Businesses and individuals using Facebook Pages are getting booted off their fanpage with no way back on, and it's costing some of them money.
Typically, the administrator tries to access the Page, only to discover that someone else has managed to get admin privileges and then deleted their admin status.
Because they are no longer an admin of the Page, they have no standing with Facebook and no way of getting rid of the usurper and are usually told by the social network that the only option they have is to report it as "infringing or violating their rights" so that it will be deleted. But for many users, this is a difficult option to swallow after months, or even years, spent building up their fanbase.
Ali Naqvi, owner and director of 123vouchercodes.co.uk, lost his Page around three months ago at great cost to his business.
"We had 6,000 fans who were genuine followers interested in our updates and clicking away. The clicks brought in about 10 to 15 per cent traffic every month," he told The Reg. "My webpage does about 50,000 unique visits a month – it's not huge, but at the same time, whatever traffic is there, 10 to 15 per cent is a big chunk of that."
After months of trying to get help from Facebook, Naqvi has resorted to starting a new Page, but it's not a solution he's happy with.
"I've actually started a new Page already, but the take-up is slow," he said. "I spent two years building the 6,000 fan base and I've just started now so it's only a couple of hundred on there. It's not the same, it's not going to bring the same amount of traffic."
Many users believed that the original creator of the Page could never be removed as administrator, as stated in its own help pages, but Facebook denies this.
A Facebook spokesperson told The Reg that original administrators could be removed, adding that this had benefits for businesses because they could delete people who had left the company.
Graham Cluley, senior technology consultant at Sophos Security, said this presented serious risks for businesses using Pages.
"I'm sure there are many people who run Facebook Pages who take the help page's word [on original creators] at face value, and believed it to be a safety net should anything ever go wrong. I certainly believed it to be true, which is why I was so surprised when I tested it for myself to find how simple it was to kick out the original admin," he said.
Without that safety net, someone outside the company could convince an administrator to give them access for marketing purposes or some other service and then take control of the Page, or any legitimate additional admins could have their computer hacked, resulting in everyone getting kicked off the Page, Cluley added.
"If you run a Page with a lot of fans that's a big problem – both for the fans (who might receive spam, malicious messages etc) and for your firm's brand," he said.

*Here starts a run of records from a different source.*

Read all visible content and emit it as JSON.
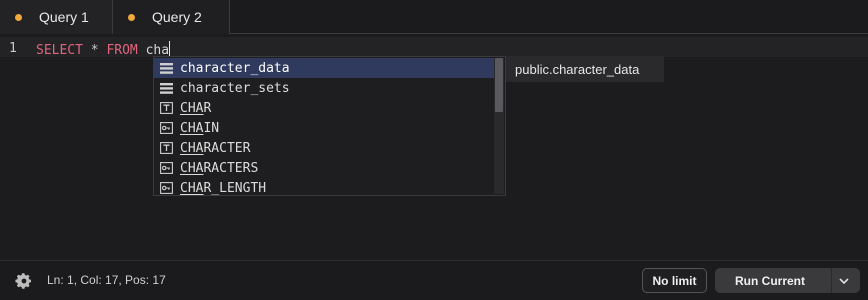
{
  "tabs": [
    {
      "label": "Query 1",
      "unsaved": true,
      "active": true
    },
    {
      "label": "Query 2",
      "unsaved": true,
      "active": false
    }
  ],
  "editor": {
    "line_number": "1",
    "keyword_select": "SELECT",
    "operator_star": "*",
    "keyword_from": "FROM",
    "typed_text": "cha"
  },
  "autocomplete": {
    "items": [
      {
        "icon": "table-icon",
        "match": "",
        "rest": "character_data",
        "selected": true
      },
      {
        "icon": "table-icon",
        "match": "",
        "rest": "character_sets",
        "selected": false
      },
      {
        "icon": "type-icon",
        "match": "CHA",
        "rest": "R",
        "selected": false
      },
      {
        "icon": "key-icon",
        "match": "CHA",
        "rest": "IN",
        "selected": false
      },
      {
        "icon": "type-icon",
        "match": "CHA",
        "rest": "RACTER",
        "selected": false
      },
      {
        "icon": "key-icon",
        "match": "CHA",
        "rest": "RACTERS",
        "selected": false
      },
      {
        "icon": "key-icon",
        "match": "CHA",
        "rest": "R_LENGTH",
        "selected": false
      }
    ],
    "detail": "public.character_data"
  },
  "status": {
    "position_text": "Ln: 1, Col: 17, Pos: 17",
    "settings_icon": "gear-icon",
    "limit_button": "No limit",
    "run_button": "Run Current",
    "run_dropdown_icon": "chevron-down-icon"
  },
  "colors": {
    "accent_dot": "#f2a93b",
    "keyword": "#e0647c",
    "selection": "#2f3a5e"
  }
}
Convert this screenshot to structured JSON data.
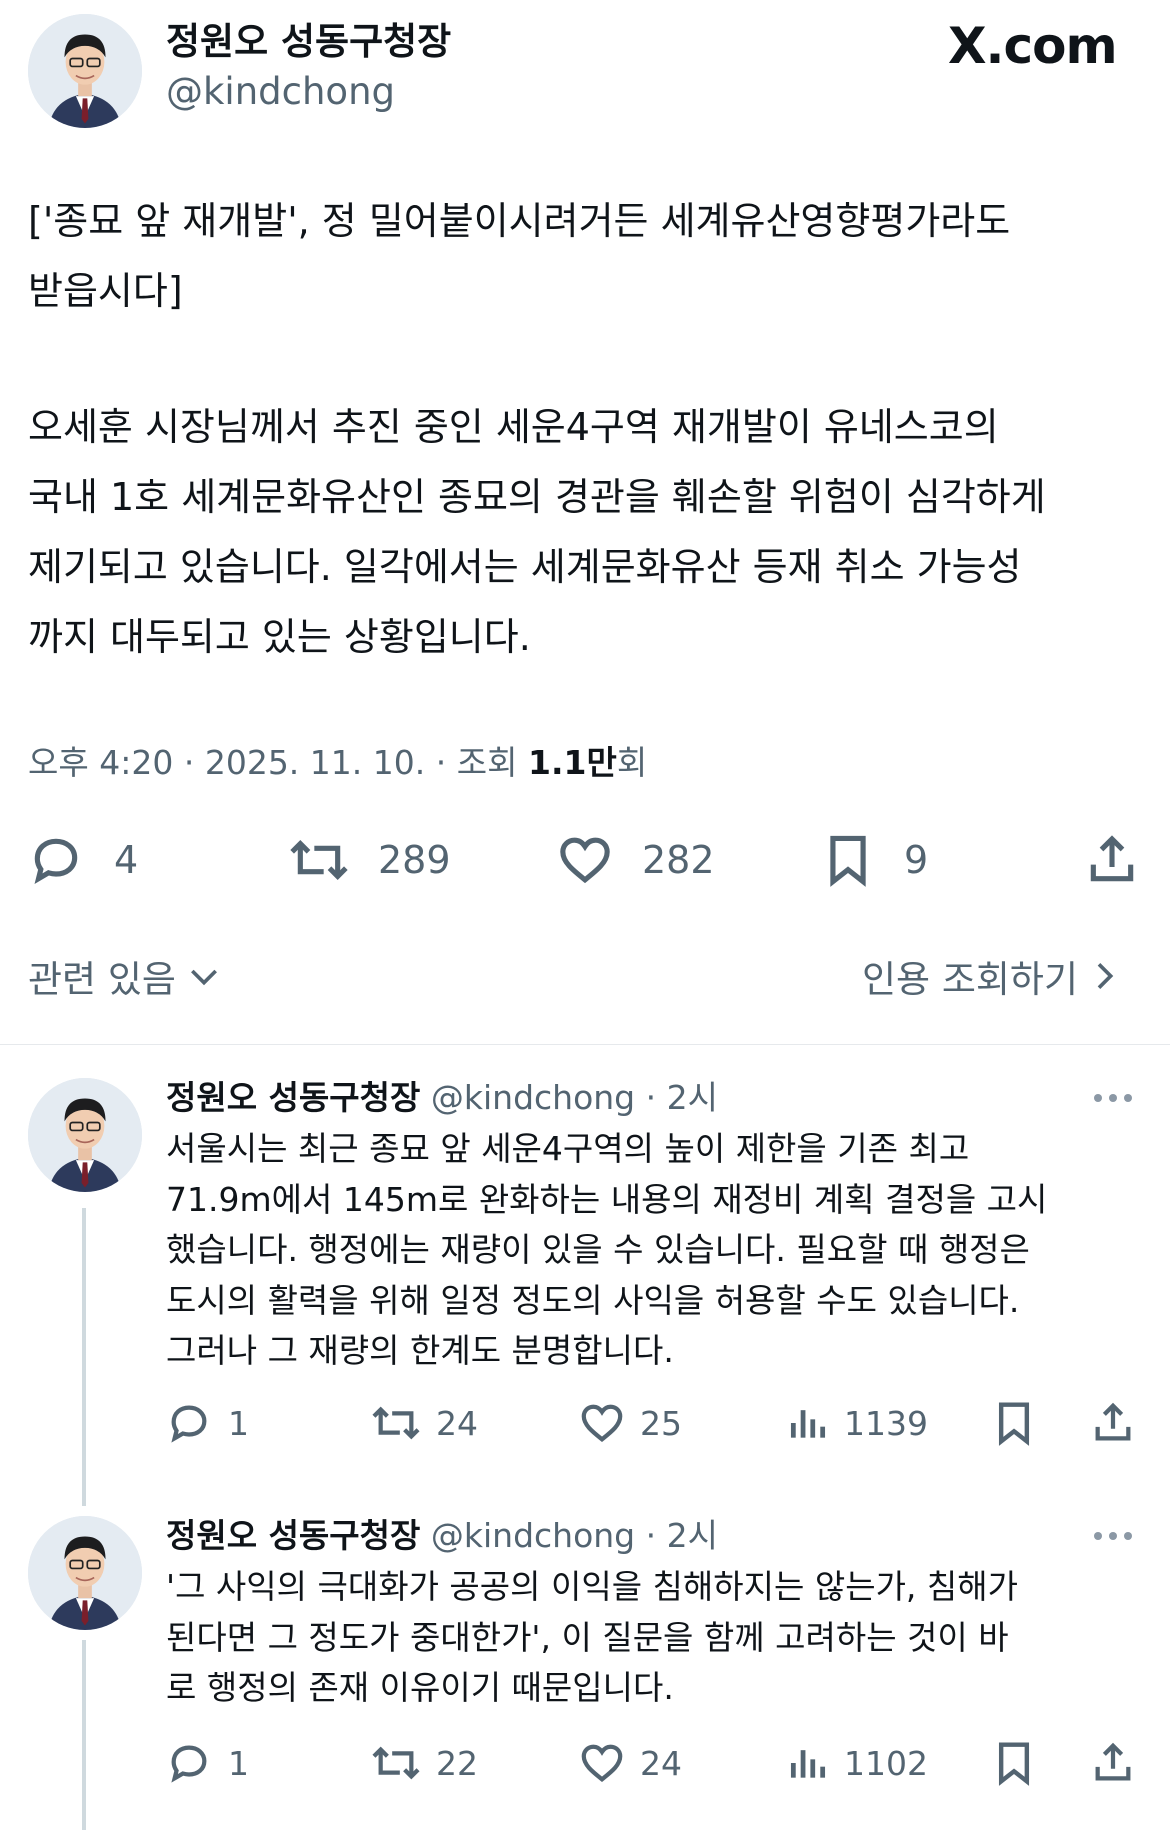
{
  "header": {
    "author_name": "정원오 성동구청장",
    "author_handle": "@kindchong",
    "brand": "X.com"
  },
  "tweet": {
    "title_line": "['종묘 앞 재개발', 정 밀어붙이시려거든 세계유산영향평가라도\n받읍시다]",
    "body": "오세훈 시장님께서 추진 중인 세운4구역 재개발이 유네스코의\n국내 1호 세계문화유산인 종묘의 경관을 훼손할 위험이 심각하게\n제기되고 있습니다. 일각에서는 세계문화유산 등재 취소 가능성\n까지 대두되고 있는 상황입니다.",
    "time": "오후 4:20",
    "date": "2025. 11. 10.",
    "views_label": "조회",
    "views_value": "1.1만",
    "views_suffix": "회",
    "sep": "·",
    "stats": {
      "replies": "4",
      "retweets": "289",
      "likes": "282",
      "bookmarks": "9"
    }
  },
  "related": {
    "left_label": "관련 있음",
    "right_label": "인용 조회하기"
  },
  "replies": [
    {
      "author_name": "정원오 성동구청장",
      "author_handle": "@kindchong",
      "time": "· 2시",
      "text": "서울시는 최근 종묘 앞 세운4구역의 높이 제한을 기존 최고\n71.9m에서 145m로 완화하는 내용의 재정비 계획 결정을 고시\n했습니다. 행정에는 재량이 있을 수 있습니다. 필요할 때 행정은\n도시의 활력을 위해 일정 정도의 사익을 허용할 수도 있습니다.\n그러나 그 재량의 한계도 분명합니다.",
      "stats": {
        "replies": "1",
        "retweets": "24",
        "likes": "25",
        "views": "1139"
      }
    },
    {
      "author_name": "정원오 성동구청장",
      "author_handle": "@kindchong",
      "time": "· 2시",
      "text": "'그 사익의 극대화가 공공의 이익을 침해하지는 않는가, 침해가\n된다면 그 정도가 중대한가', 이 질문을 함께 고려하는 것이 바\n로 행정의 존재 이유이기 때문입니다.",
      "stats": {
        "replies": "1",
        "retweets": "22",
        "likes": "24",
        "views": "1102"
      }
    }
  ],
  "icons": {
    "reply": "reply-icon",
    "retweet": "retweet-icon",
    "like": "heart-icon",
    "bookmark": "bookmark-icon",
    "share": "share-icon",
    "views": "views-icon",
    "chevron_down": "chevron-down-icon",
    "chevron_right": "chevron-right-icon",
    "more": "more-icon"
  },
  "colors": {
    "text": "#0f1419",
    "secondary": "#536471",
    "divider": "#e6e9ec",
    "thread_line": "#cfd9de"
  }
}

Other users who have lost their Pages have taken to the forums to vent their frustration at the lack of help from Facebook, and at the oft-quoted phrase from company that Pages "cannot be hacked".
The spokesperson also said that Facebook Pages could not be hacked and said the only way they could be taken over was if the email and password login were found out somehow, for example through phishing – which might be a little too much like splitting hairs for a lot of users.
"As long as the current administrators of a group keep their login details secure, keep their account enabled, and do not allow any suspicious people to become admins, then the group or Page will remain secure," Facebook said.
Naqvi said he had little interest in how his Page was hacked, but he wondered why, if a hacker had his Facebook login details, they hadn't taken over his profile along with his Page.
Facebook's spokesperson also said the site had a "host" of advanced tools to help people stay in control of their accounts, including login notifications, which let you save the devices you use to access your account, and "recent activity", where you can look at your recent activity and remotely close open sessions.
"Unfortunately, Facebook is not able to reinstate people as an admin for any group or page so, as always, we advise people to practice good online security," they said.
But Cluley said he didn't understand why it should be difficult for Facebook to reinstate original admins.
"After all, they presumably have a log of who originally created a page," he said. "Even if they aren't prepared to put in a system to do that – why can't they code Facebook to do what its help pages say it will do? Either block attempts to remove the original admin, or send a request to the original admin asking if they agree to be removed from their administrator role.
"That would surely help prevent hijacks like this one taking place." ®